AGN EMEA Taxation Task Force (TTF) Newsletter
The decisive factor for wage tax liability in the international assignment of employees is which state is entitled to the right of taxation and who has to pay the wage tax. In many cases, it depends on who is regarded as the “economic employer”.
The identification of the economic employer is already (in retrospect) an issue questioned by the tax authorities and companies. German law stipulates that the economic employer has to withhold wage tax. This law applies in particular to cases in which a foreign employee holds temporary employment by a group company in Germany, and this company is regarded as the economic employer.
The German Federal Fiscal Court has now repeatedly dealt with such a question.
When German Tax Authorities Assessed Wage Tax for Payments to a Foreign Company
The German Federal Fiscal Court judged the complaint of a German subsidiary of a corporation domiciled in Switzerland. The two companies had concluded a service agreement by which the Swiss company made one of its employees available as Managing Director to its German subsidiary to fill a vacancy in management.
The Managing Director was simultaneously the CEO and the only shareholder of the Swiss parent company. The monthly fee for the service was set based on the salary of the previous German Managing Director. The German tax authorities were of the opinion that the payments to the Swiss company should be subject to German wage tax and therefore issued a corresponding liability notice to the German subsidiary.
The Federal Fiscal Court found that the German host company did not become an employer, which was liable to withhold wage tax. The company only paid a monthly service fee to the Swiss parent company for the services rendered by the Managing Director.
The following statements were relevant:
Service Agreement has no link to the Swiss Remuneration of the Director
The mere agreement of a compensation payment between the companies was not sufficient for wage tax. Since there had been no connection between the agreed fee – which in this case was based on the previous Managing Director – and the Swiss remuneration received by the managing director, the German company did not take the remuneration.
Instead, it was simply a service rendered between the companies whose financial benefit was the remuneration for the Managing Director.
Activity Must Be Beneficial to the German Company
This was the case here since the appointment of a Managing Director was typically in the company’s own interest.
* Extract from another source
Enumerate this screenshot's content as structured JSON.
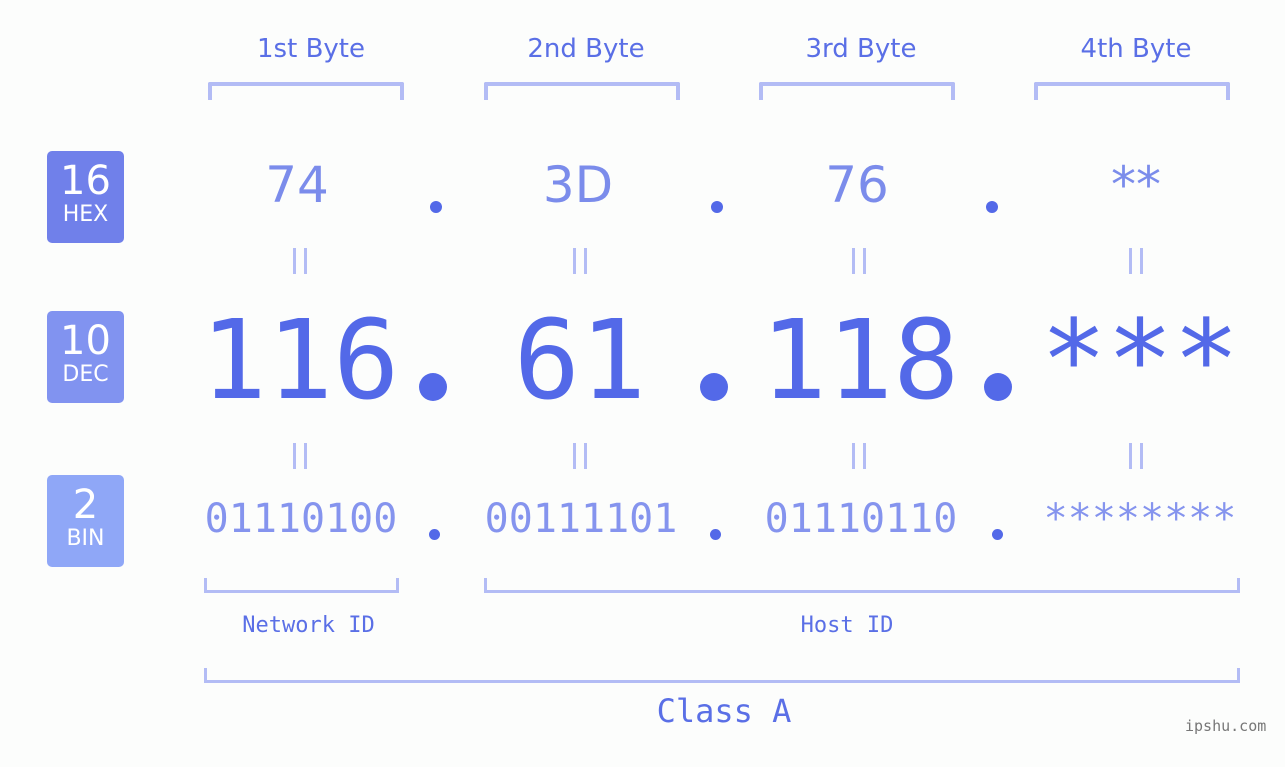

The interest of the Swiss shareholder was subordinate.
No Integration into the Receiving Company’s Work Process
According to the Federal Fiscal Court, a Managing Director is not automatically integrated into the hierarchy and the processes of a company because he is at the top. In the case of a Managing Director, a distinction has to be made between the appointment as a representative body according to corporate law and the employment relationship.
The general criteria for distinguishing self-employed from non-self-employed activities apply. Therefore, the activities of the Managing Director of a private limited company (i.e. a GmbH) must be assessed by primarily considering the circumstances of the individual’s case and not overall, the Managing Director’s position as a member of the executive body.
Remuneration Has to Be at Arm’s Length
If it is not the case, the excessive part can be qualified as a hidden profit distribution and not as payment of wages. Withholding tax on the hidden profits has to be deducted.
It is recommended to draw up a contract with detailed clauses that the two parties
had agreed on. Each individual case has to be checked and verified.
Furthermore, wage tax liability should be clarified with the tax authorities – it is recommended to obtain a payroll tax ruling for legal security. However, whether a managing permanent establishment is set up, it must be checked and verified.
If you have any questions regarding taxes in Germany, please get in touch with Christine Ries.